The first H1N1 (swine flu) vaccine shots available in the U.S. were shipped ahead of schedule after the pharmaceutical company Sanofi-Aventis finished production nearly two weeks early, the chief executive of the company said Tuesday, the New York Times reports.
GlaxoSmithKline (GSK) Chief Executive Andrew Witty on Friday announced Brazil has agreed to buy roughly $2.2 billion of the company’s vaccine for pneumococcal disease, Synflorix, for a period of at least eight years, in exchange for a technology transfer, eventually allowing Brazil to manufacture the vaccine itself, the Wall Street Journal reports.
Additional countries are expected to soon announce they will follow in the footsteps of nine developed countries who recently said they would donate H1N1 (swine flu) vaccine supplies to poorer nations, David Nabarro, of the U.N. said Friday, Reuters reports.
International drug makers are expected to produce three billion doses of the H1N1 (swine flu) vaccine, “enough for just under half the world’s population,” a WHO official said Thursday, Canwest News Service/Ottawa Citizen reports. “The agency was hoping pharmaceutical companies would be able to make about five billion doses a year, but data collected over the summer led to the revised estimate,” the news service writes.
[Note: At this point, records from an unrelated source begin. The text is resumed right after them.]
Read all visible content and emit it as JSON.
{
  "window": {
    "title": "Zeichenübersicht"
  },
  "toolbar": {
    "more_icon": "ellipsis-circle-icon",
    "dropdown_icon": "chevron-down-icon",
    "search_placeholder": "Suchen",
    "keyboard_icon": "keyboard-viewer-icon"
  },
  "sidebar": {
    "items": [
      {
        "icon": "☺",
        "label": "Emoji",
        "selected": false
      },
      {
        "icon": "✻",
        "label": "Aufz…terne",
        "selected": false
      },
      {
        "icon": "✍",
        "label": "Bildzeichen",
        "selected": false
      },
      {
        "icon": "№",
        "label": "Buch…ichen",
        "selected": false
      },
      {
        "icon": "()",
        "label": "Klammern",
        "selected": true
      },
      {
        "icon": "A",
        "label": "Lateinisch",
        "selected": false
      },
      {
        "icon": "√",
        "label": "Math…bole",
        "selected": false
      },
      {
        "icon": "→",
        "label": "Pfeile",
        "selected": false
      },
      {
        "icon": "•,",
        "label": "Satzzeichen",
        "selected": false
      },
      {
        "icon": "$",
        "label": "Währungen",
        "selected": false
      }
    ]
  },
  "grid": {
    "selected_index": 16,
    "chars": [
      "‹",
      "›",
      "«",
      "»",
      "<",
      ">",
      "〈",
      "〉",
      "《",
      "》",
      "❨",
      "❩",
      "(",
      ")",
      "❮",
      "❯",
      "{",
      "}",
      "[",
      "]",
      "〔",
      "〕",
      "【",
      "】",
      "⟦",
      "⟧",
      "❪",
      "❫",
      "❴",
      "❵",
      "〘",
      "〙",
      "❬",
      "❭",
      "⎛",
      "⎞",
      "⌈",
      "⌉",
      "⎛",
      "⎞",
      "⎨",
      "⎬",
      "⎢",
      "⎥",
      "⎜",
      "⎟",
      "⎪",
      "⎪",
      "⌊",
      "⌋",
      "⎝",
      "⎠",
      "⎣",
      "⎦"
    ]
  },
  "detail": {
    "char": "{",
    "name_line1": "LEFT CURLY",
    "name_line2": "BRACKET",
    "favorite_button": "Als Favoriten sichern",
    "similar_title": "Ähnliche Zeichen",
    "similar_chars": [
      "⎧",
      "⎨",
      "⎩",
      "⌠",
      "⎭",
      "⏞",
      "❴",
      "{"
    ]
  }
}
A team of health experts on Tuesday called for the U.S. “to lead a global effort to protect people from new outbreaks of deadly infectious diseases that originate in animals, such as swine flu, AIDS and SARS,” Reuters writes.